Philadelphia has been justly noted for its many charitable and benevolent institutions. Among these the “Orphans’ Home and Asylum for the Aged and Infirm of the Evangelical Lutheran Church at Germantown” holds a conspicuous place. When so many children were made orphans during the late war, this institution was among the first to open its doors for these soldiers’ orphans, and 98 were admitted up to the time when the State provided homes for them. Including with these reports are names and ages of the orphans who were present during the year.
In this volume will be found a record of many whose lives are worthy the imitation of coming generations. It tells how some, commencing life in poverty, by industry and economy have accumulated wealth. It tells how others, with limited advantages for securing an education, have become learned men and women, with an influence extending
John L. Troutman. With the exception of one year, when he was traveling in California, the entire carser of John L. Troutman, since he was thirteen years of age, had been passed in Kansas and in agricultural pursuits. He had resided and carried on operations in various parts of the Sunflower State, making a success
La Grande, Oregon David Joseph Troutman, 72, of Hillsboro and formerly of La Grande, died peacefully April 18 at Tuality Community Hospital.

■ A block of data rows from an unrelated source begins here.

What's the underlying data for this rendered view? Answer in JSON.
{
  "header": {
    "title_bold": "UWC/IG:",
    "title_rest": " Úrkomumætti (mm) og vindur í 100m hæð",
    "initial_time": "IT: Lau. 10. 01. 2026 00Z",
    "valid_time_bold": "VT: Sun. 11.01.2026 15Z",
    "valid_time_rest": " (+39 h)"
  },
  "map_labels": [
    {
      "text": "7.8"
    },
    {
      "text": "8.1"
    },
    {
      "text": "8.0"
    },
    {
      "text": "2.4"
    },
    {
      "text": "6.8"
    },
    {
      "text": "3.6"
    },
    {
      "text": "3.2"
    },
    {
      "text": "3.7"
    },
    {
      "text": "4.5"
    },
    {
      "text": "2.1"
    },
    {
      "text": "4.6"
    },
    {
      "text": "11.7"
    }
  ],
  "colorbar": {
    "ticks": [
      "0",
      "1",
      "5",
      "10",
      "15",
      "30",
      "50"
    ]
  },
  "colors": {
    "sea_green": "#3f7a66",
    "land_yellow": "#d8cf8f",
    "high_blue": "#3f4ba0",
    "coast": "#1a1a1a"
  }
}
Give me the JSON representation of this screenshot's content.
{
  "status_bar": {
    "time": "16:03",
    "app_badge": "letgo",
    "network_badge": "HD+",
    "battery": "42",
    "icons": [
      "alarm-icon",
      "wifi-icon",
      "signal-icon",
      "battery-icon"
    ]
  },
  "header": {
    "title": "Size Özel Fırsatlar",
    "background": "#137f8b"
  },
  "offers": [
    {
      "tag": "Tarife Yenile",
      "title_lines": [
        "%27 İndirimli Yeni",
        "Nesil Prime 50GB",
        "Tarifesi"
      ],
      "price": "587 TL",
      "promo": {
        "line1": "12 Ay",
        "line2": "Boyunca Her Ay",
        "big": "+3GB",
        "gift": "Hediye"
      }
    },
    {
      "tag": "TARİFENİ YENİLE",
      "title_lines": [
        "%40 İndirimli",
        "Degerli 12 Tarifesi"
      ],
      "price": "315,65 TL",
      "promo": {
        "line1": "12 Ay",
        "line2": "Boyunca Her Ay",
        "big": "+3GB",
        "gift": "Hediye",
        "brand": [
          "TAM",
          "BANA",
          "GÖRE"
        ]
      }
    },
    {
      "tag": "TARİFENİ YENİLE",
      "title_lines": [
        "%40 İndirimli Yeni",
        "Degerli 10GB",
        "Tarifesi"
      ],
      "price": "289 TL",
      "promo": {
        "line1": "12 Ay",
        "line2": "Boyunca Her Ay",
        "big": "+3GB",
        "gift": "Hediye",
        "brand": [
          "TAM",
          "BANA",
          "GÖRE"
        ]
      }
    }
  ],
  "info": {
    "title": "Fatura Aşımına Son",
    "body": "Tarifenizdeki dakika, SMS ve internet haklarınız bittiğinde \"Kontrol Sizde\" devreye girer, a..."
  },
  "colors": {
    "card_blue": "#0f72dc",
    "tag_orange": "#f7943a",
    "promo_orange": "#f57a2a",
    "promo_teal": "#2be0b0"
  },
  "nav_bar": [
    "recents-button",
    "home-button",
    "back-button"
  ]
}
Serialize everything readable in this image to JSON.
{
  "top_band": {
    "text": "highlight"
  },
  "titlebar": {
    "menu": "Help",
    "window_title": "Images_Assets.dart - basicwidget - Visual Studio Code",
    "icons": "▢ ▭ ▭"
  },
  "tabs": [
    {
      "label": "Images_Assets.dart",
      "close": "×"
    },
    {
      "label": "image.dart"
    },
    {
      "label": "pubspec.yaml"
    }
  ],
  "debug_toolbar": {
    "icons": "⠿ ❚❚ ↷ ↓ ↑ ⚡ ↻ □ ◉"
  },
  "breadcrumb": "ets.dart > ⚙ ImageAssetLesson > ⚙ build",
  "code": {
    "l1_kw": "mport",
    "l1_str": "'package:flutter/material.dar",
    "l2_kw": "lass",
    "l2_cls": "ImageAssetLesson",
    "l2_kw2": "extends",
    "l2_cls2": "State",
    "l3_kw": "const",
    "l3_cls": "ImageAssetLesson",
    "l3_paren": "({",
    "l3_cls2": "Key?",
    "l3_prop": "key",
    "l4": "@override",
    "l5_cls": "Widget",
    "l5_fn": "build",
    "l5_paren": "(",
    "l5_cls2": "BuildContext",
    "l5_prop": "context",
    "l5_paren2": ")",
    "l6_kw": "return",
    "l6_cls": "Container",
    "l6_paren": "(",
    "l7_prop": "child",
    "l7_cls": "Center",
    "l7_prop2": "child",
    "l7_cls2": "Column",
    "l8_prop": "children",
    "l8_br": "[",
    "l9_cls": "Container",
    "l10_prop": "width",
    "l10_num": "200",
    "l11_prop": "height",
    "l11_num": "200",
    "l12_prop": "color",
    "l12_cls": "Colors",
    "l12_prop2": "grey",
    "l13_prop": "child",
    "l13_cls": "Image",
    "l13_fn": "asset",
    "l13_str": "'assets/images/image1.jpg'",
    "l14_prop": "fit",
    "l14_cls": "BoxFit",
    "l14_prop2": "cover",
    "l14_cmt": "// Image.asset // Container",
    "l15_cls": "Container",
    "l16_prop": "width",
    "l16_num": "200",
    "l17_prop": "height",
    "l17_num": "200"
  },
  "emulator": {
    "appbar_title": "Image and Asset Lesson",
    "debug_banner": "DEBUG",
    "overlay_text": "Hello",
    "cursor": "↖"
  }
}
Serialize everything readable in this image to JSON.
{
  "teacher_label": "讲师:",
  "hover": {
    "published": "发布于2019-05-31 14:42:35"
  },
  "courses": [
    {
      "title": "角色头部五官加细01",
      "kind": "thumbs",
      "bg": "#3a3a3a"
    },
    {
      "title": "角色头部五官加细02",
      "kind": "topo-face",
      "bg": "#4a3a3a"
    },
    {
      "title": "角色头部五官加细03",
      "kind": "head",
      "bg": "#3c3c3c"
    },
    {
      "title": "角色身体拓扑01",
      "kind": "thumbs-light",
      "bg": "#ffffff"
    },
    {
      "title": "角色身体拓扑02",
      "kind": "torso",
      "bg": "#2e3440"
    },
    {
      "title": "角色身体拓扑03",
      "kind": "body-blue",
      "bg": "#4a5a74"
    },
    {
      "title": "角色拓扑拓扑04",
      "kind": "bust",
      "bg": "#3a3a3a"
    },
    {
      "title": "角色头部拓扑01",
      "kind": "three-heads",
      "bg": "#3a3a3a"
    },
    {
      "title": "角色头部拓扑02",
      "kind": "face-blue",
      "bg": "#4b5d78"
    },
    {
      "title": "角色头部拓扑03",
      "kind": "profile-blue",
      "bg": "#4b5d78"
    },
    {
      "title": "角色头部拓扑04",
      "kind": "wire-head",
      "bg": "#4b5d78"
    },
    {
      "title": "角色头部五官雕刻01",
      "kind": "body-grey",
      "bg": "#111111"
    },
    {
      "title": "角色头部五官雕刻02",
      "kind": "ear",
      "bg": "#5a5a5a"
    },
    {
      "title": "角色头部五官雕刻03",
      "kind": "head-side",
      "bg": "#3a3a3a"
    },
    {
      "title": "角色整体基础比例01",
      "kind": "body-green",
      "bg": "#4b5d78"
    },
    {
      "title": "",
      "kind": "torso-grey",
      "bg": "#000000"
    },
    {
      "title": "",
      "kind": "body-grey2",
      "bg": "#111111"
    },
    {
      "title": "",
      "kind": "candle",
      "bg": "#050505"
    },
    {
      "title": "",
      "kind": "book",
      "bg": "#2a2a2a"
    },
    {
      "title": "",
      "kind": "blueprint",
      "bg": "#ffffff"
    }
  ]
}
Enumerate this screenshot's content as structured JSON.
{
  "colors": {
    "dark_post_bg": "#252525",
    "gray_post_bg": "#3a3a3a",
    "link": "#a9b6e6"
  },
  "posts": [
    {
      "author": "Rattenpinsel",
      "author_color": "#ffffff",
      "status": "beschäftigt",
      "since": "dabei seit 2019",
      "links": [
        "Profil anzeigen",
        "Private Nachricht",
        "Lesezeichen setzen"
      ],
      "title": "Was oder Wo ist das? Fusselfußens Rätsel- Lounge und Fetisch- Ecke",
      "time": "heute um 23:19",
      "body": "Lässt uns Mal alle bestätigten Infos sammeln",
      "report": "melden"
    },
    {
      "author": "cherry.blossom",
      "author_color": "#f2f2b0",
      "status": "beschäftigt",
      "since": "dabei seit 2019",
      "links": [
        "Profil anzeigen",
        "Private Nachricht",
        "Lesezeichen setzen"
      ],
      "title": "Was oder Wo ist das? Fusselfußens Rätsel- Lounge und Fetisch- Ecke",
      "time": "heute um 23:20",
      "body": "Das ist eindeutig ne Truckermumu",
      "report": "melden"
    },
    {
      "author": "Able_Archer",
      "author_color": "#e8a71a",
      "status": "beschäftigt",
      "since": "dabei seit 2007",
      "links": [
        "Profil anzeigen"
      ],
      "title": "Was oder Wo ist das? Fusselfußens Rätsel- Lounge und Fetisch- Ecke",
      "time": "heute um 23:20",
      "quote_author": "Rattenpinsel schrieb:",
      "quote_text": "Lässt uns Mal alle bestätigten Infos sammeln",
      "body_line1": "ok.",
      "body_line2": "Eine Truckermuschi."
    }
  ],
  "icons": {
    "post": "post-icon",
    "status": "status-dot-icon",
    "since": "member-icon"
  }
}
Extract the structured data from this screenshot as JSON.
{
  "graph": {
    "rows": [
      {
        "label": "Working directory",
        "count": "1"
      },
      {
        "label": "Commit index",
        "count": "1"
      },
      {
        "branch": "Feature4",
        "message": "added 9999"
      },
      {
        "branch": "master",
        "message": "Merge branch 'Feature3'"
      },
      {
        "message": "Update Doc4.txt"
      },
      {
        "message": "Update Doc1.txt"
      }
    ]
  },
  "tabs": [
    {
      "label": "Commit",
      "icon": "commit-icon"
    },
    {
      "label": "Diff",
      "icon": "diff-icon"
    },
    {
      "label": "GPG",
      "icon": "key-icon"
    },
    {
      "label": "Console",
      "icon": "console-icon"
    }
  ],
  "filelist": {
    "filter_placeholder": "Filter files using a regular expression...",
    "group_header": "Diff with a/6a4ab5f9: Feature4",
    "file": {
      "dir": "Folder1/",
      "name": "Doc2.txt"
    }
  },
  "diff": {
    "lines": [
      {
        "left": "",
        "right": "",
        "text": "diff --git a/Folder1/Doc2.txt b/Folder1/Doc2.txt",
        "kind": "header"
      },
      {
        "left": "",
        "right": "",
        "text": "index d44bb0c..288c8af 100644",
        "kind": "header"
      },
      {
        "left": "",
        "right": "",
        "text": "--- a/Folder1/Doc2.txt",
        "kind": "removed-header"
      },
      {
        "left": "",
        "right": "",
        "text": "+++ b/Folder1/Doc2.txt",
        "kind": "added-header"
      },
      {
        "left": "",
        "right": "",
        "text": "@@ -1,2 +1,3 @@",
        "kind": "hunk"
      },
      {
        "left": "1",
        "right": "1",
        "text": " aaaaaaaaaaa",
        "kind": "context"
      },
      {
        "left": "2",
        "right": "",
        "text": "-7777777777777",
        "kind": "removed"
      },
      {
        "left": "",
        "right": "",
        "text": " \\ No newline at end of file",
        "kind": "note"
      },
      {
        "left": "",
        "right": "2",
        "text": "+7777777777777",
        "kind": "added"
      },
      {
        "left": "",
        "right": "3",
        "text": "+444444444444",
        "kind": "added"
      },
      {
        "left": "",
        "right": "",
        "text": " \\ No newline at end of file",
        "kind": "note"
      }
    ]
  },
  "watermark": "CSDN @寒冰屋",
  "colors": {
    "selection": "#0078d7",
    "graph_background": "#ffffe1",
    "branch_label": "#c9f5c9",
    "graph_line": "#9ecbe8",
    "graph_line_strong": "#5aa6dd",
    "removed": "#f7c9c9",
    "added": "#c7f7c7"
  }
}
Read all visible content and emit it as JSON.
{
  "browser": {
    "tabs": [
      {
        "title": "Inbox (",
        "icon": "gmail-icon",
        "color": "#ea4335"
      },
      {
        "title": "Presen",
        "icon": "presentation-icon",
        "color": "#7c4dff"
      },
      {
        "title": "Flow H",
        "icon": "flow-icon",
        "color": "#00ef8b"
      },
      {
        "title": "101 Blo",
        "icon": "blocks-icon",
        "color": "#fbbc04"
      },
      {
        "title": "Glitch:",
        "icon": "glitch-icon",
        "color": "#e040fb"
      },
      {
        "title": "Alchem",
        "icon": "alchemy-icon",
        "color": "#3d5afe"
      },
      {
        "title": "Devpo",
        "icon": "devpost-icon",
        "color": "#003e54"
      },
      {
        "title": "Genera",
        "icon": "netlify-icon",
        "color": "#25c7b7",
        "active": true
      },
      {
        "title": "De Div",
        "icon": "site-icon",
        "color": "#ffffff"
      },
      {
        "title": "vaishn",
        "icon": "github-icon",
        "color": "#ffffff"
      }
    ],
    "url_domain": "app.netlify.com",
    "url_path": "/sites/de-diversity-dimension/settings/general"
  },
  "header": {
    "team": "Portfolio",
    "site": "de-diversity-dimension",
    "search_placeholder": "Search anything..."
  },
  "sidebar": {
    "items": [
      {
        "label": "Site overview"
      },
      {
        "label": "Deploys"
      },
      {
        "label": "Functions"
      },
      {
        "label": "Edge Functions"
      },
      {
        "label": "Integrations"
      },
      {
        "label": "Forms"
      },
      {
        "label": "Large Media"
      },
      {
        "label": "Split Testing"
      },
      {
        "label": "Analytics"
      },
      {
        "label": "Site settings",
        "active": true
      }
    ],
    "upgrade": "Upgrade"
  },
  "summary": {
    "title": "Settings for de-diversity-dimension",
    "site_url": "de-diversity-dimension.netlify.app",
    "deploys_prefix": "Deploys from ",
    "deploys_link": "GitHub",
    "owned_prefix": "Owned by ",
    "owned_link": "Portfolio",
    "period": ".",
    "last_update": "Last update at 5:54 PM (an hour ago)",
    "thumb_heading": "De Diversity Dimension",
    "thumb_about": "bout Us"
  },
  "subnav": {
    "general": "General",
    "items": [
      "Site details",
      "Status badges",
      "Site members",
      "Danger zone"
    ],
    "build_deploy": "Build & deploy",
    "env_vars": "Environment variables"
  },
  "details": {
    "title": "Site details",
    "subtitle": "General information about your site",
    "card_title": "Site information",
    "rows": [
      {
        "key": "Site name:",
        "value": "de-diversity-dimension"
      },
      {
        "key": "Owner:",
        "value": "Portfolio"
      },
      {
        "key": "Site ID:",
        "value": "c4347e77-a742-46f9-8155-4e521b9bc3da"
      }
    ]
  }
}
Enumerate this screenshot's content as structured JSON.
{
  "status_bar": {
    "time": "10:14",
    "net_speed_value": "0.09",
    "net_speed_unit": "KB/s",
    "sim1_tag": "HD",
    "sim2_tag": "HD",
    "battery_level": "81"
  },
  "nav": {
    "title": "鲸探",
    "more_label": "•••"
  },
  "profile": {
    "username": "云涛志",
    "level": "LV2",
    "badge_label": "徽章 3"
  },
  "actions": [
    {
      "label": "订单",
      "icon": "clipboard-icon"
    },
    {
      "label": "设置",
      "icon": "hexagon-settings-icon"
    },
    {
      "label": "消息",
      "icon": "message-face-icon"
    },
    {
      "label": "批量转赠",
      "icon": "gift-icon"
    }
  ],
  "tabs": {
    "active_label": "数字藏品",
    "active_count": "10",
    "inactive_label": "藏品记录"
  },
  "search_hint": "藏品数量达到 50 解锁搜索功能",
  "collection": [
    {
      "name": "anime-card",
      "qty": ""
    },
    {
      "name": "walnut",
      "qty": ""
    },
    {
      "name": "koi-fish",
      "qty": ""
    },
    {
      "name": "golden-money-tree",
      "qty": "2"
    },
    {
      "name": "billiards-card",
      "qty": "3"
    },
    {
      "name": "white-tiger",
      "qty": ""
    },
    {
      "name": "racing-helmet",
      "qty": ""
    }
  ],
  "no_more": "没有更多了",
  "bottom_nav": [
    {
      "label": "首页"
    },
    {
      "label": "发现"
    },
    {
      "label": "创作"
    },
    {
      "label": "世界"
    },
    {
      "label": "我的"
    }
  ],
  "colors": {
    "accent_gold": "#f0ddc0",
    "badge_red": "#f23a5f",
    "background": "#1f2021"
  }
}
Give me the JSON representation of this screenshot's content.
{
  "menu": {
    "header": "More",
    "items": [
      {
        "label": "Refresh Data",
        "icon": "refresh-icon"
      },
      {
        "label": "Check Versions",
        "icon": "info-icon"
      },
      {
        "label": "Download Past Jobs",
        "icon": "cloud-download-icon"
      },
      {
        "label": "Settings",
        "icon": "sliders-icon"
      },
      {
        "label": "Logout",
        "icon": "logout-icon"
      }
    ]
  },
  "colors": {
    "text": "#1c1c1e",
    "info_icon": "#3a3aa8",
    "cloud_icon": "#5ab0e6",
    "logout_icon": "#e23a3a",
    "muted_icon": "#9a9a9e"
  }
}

A private celebration of life is planned for May 10. Tualatin Valley Funeral Alternatives at 237 W. Main St. in Hillsboro is in charge of arrangements. David was born Jan. 10, 1936, to